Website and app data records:

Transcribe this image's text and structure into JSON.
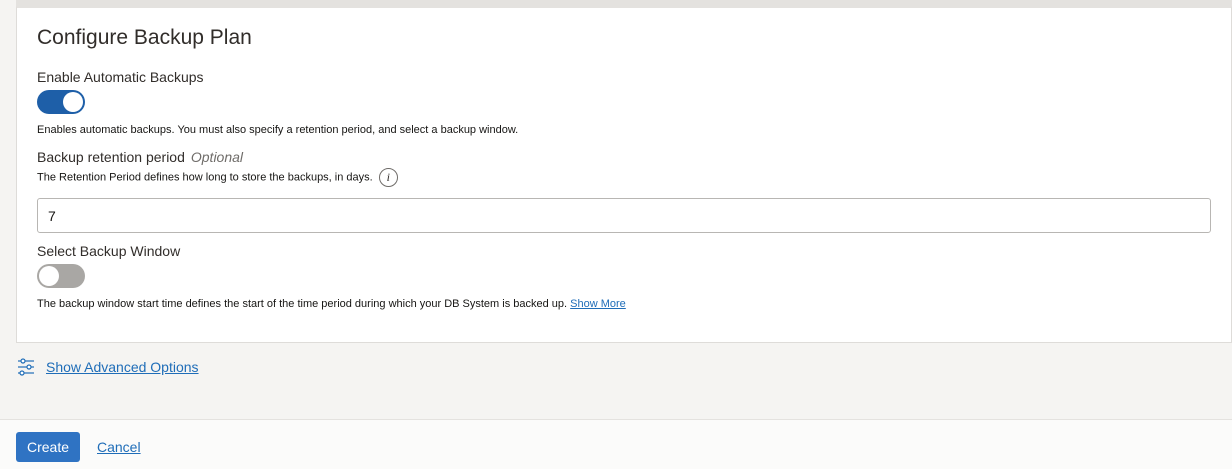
{
  "section": {
    "title": "Configure Backup Plan"
  },
  "automatic_backups": {
    "label": "Enable Automatic Backups",
    "enabled": true,
    "help": "Enables automatic backups. You must also specify a retention period, and select a backup window."
  },
  "retention": {
    "label": "Backup retention period",
    "optional": "Optional",
    "help": "The Retention Period defines how long to store the backups, in days.",
    "info_icon": "info-icon",
    "value": "7"
  },
  "backup_window": {
    "label": "Select Backup Window",
    "enabled": false,
    "help": "The backup window start time defines the start of the time period during which your DB System is backed up.",
    "show_more": "Show More"
  },
  "advanced": {
    "icon": "sliders-icon",
    "label": "Show Advanced Options"
  },
  "footer": {
    "create_label": "Create",
    "cancel_label": "Cancel"
  },
  "colors": {
    "primary": "#2f73c3",
    "toggle_on": "#1e5fa8",
    "toggle_off": "#a9a7a4",
    "link": "#1f6db8"
  }
}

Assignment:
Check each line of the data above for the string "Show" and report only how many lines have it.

Your response:
2